- the sense of awe and wonder of being in a new and foreign place
- the sense of power and accomplishment of realizing a goal
- the fruition of dreams becoming a reality and standing at Everest Base Camp
- the realization of how many others have gone before you
- the sense of fullness felt when you laugh so hard you cry
- the gratitude and warmth felt upon forming friendships with former strangers
- the sense of awakening upon discovering the way others live and how happy they are to do so
- the sense of self-discovery in learning that you can push yourself harder than you think
- the sense of understanding, fondness, and love engendered when new parts of the world become familiar to you
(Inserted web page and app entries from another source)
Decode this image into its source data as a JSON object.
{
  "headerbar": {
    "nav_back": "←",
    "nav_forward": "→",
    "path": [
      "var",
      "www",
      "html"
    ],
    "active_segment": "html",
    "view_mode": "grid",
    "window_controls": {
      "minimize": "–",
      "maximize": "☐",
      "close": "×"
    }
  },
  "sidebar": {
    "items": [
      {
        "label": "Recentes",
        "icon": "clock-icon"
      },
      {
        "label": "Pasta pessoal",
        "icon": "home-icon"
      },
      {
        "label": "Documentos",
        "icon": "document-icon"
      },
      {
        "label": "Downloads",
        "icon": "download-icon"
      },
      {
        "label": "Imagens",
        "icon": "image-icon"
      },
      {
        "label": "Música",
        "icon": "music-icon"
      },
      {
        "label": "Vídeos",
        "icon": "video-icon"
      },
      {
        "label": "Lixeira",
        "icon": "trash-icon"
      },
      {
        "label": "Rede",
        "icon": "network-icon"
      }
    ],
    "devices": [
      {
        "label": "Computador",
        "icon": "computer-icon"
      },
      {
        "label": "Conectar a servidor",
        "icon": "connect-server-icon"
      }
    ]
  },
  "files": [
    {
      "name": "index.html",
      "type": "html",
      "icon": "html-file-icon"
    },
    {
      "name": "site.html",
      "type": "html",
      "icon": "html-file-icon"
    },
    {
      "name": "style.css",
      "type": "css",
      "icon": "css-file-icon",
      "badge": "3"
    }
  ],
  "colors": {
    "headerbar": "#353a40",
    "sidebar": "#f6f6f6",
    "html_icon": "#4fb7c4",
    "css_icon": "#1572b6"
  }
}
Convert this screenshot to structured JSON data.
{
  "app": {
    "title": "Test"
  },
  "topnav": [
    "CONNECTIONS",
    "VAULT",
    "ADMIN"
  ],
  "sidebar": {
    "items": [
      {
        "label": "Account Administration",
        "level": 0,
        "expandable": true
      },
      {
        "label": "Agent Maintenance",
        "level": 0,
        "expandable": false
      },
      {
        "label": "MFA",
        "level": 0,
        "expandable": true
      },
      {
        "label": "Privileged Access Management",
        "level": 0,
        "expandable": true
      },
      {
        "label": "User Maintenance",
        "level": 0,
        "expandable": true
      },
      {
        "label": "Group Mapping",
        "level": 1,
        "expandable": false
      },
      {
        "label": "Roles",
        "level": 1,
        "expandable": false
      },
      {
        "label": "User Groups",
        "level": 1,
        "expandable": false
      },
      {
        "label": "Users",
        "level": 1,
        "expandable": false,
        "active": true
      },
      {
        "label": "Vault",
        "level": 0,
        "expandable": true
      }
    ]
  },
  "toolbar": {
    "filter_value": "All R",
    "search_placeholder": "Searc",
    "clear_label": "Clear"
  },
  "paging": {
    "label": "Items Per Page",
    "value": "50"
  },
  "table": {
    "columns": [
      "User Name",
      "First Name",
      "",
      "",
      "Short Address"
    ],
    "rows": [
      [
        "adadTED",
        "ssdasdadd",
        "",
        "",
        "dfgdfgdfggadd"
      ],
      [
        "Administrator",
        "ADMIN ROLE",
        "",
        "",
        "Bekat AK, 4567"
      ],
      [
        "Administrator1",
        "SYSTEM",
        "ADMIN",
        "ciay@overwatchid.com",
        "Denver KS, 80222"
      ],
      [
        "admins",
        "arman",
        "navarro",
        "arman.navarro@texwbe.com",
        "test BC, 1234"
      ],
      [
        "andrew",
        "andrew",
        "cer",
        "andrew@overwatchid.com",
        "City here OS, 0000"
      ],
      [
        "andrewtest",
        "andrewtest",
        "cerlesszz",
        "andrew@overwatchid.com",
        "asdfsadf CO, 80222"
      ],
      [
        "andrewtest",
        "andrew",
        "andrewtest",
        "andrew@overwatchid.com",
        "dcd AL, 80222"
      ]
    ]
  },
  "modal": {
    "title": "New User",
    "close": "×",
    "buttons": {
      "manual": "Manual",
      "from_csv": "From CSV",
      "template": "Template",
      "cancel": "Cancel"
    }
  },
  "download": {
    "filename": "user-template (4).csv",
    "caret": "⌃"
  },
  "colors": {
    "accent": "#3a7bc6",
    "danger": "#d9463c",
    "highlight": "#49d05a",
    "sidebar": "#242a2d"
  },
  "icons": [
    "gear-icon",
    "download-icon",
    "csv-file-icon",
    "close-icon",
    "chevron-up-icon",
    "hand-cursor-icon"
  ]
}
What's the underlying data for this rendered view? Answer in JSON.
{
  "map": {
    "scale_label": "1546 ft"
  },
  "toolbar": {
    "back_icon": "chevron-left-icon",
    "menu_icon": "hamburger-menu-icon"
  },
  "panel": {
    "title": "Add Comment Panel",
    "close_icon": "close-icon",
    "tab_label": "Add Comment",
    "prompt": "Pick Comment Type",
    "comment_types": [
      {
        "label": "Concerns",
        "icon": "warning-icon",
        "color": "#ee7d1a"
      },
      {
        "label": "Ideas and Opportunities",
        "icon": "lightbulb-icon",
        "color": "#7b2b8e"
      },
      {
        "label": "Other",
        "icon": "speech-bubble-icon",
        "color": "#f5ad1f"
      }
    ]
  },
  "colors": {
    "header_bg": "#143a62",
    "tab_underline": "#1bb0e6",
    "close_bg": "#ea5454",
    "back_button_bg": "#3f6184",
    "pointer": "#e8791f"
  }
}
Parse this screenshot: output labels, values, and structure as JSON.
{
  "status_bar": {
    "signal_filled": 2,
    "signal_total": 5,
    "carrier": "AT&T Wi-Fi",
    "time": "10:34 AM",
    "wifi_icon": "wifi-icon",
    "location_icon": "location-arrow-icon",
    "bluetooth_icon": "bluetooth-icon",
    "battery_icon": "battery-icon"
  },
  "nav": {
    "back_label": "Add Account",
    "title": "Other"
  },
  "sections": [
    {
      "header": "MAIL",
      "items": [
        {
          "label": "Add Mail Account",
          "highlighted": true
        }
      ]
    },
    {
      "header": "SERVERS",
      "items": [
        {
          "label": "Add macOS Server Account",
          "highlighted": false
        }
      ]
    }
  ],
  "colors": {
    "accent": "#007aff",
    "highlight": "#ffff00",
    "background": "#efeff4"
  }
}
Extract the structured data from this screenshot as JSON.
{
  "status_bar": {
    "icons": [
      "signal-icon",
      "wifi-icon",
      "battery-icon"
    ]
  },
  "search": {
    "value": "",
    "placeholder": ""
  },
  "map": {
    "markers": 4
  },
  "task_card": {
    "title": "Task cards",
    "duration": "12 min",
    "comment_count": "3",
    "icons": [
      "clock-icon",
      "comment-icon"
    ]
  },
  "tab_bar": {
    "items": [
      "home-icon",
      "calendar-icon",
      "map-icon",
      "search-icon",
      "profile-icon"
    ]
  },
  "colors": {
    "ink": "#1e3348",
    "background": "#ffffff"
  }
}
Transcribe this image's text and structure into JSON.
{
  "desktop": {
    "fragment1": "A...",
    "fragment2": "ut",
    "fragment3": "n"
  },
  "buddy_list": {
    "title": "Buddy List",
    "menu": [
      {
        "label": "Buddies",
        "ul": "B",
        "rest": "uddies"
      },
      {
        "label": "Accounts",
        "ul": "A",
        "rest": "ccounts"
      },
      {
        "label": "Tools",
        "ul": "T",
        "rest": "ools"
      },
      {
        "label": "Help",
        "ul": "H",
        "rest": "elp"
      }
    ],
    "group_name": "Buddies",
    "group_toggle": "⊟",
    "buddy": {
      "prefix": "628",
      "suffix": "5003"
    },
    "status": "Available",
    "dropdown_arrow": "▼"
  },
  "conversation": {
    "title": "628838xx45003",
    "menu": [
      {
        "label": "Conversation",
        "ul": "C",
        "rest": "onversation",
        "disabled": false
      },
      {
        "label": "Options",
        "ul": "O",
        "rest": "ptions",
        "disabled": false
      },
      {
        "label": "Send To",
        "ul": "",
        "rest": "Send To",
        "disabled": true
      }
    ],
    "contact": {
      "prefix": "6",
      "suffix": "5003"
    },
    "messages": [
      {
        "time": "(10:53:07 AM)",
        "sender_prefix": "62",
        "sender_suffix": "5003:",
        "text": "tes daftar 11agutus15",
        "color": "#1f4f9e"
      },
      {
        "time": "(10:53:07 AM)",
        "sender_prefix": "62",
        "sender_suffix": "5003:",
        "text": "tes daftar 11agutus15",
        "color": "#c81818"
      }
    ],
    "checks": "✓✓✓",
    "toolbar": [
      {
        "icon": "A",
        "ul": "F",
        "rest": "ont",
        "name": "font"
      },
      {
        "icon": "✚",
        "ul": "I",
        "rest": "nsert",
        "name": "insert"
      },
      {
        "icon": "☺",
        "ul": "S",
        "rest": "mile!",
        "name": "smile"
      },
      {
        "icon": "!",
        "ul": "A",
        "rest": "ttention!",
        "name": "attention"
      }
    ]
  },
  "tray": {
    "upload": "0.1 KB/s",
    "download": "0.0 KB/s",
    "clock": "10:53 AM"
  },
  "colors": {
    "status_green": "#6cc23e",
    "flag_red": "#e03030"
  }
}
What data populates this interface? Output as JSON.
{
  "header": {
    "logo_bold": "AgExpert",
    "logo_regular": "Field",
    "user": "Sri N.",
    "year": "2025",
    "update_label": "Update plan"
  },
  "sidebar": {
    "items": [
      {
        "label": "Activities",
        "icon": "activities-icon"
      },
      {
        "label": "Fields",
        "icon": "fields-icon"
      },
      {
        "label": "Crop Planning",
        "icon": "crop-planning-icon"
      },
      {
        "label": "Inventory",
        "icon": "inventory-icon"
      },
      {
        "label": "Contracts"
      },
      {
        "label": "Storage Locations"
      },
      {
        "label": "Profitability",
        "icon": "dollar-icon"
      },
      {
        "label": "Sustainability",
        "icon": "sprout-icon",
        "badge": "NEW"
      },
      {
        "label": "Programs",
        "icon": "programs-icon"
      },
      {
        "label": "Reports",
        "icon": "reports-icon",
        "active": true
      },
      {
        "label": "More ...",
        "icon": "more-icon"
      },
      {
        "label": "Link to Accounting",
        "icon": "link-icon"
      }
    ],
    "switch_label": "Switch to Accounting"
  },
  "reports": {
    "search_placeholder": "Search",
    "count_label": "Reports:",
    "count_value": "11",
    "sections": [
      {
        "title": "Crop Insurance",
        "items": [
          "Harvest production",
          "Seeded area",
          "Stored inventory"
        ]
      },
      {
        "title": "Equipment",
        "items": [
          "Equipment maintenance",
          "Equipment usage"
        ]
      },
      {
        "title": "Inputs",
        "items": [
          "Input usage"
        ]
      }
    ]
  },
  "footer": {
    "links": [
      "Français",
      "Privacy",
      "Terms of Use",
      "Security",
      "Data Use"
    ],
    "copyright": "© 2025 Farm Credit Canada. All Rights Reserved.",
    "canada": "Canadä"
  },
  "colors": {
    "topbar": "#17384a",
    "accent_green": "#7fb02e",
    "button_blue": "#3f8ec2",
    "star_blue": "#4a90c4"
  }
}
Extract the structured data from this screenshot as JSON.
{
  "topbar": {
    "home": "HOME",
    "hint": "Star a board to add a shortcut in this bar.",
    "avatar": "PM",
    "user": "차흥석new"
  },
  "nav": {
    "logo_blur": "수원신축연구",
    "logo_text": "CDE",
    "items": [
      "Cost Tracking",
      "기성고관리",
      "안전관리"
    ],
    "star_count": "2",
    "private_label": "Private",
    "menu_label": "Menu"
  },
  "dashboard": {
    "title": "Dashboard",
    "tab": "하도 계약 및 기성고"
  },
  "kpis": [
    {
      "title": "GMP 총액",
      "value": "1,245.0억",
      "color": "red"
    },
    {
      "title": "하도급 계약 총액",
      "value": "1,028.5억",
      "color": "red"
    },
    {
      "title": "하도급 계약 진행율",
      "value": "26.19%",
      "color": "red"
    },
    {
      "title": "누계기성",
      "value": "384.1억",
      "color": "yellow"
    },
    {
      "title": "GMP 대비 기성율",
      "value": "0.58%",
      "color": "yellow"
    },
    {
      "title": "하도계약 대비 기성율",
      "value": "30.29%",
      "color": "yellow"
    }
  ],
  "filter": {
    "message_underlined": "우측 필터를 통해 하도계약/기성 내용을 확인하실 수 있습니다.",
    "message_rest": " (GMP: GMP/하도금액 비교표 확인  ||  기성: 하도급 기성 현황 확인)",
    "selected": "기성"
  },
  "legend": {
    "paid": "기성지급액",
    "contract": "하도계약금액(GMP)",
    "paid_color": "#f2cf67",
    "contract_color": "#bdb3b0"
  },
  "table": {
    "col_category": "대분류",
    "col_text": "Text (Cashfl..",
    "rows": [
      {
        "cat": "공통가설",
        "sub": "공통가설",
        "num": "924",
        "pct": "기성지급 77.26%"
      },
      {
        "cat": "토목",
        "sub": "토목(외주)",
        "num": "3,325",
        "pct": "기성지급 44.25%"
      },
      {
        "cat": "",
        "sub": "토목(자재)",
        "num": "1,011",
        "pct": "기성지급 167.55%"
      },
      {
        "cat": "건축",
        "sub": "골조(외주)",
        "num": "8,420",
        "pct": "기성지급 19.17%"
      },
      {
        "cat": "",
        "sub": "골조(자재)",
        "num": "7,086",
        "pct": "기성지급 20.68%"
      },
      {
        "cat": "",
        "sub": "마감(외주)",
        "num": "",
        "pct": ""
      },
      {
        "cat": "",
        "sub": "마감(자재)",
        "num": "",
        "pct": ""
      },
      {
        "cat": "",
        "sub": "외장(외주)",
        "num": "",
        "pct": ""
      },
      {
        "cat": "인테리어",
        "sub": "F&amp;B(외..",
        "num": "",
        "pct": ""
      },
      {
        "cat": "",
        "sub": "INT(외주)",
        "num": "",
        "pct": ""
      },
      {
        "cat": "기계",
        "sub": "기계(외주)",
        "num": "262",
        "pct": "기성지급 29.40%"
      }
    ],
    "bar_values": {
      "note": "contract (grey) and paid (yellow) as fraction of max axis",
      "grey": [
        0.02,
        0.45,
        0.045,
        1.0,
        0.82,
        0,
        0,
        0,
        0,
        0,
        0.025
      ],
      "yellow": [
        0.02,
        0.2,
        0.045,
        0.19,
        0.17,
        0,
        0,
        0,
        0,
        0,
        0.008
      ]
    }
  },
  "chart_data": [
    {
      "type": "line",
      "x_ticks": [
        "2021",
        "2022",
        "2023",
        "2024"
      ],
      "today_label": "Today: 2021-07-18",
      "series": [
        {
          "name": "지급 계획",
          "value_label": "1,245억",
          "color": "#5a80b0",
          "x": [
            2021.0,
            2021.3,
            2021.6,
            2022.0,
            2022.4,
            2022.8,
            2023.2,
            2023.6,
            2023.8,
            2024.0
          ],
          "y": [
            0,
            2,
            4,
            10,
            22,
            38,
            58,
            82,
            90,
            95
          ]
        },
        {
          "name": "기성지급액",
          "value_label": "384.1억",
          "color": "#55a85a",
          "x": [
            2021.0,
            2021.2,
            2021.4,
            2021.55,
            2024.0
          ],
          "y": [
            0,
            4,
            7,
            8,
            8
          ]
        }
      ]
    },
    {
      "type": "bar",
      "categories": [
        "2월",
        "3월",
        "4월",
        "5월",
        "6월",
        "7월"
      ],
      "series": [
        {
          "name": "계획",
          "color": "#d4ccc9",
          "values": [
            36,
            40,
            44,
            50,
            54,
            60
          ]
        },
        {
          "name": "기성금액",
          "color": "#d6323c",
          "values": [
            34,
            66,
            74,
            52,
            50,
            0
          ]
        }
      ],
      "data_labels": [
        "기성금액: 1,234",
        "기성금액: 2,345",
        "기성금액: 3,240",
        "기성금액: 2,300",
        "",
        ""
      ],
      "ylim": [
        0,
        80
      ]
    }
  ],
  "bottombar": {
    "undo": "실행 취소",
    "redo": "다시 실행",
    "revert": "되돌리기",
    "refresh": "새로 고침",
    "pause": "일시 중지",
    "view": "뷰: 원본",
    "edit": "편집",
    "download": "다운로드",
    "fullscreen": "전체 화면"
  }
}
Along with these wonderful, glamorous, insightful feelings were the thoughts of self-doubt, feelings of exhaustion, fear, and incapability. If it weren’t for these feelings, reaching Everest Base Camp would not have been so sweet.
I will forever remember playing cards on our first night of the trek in our tea house. Following dinner, we sipped hot tea and played Egyptian Rummy. Alex, Sarah, Alyssa, Kishwor, and I laughed so hard we cried when Kishwor, our soon to be beloved guide, said “ass” instead of “ace”. I’ll always remember witnessing the monk’s afternoon prayer in Tengboche and hiking up to watch the sunrise over the village with six of the cutest Nepalese puppies. The kindness we received from every person we met in the villages will not be soon forgotten, nor will the soreness we felt each and every morning from utilizing our bodies to the fullest. Crossing paths with Yaks on the narrow, dirt paths carved out hundreds of feet above the Dudh Kosi River continually reinvigorated me – sparking my adrenaline. The simple days – waking, talking, eating, and sleeping – were some of the best. The views witnessed and the memories shared quickly filled my camera, my journal, and my heart.
Sarah, Alex, Alyssa, Kishwor, and Mountain Ram Adventures – thanks for the trip of a lifetime! A special special thanks to Kishwor, our guide and friend who kept us laughing throughout the journey. “Aha!! Kati ramro himal!” (Ah, look at the beautiful mountains!) Beautiful mountains they are, indeed.
7 thoughts on “Feeling on Top of The World at Everest Base Camp”
What an awesome experience this must have been. I love that surreal feeling of new places. That feeling of you being there. I am curious as to what Egyptian rummy is though? I’ve always played gin haha.
Seekneverland, it was amazing!! The culture and the landscape are both overwhelmingly beautiful. I must admit that I’m that person who never remembers the rules to the card games. My girlfriends were the ones who taught me to play and chose the game! Gin also sounds fun.
I recently read Into Thin Air and it totally made me want to go to Everest. Thanks for sharing your adventure!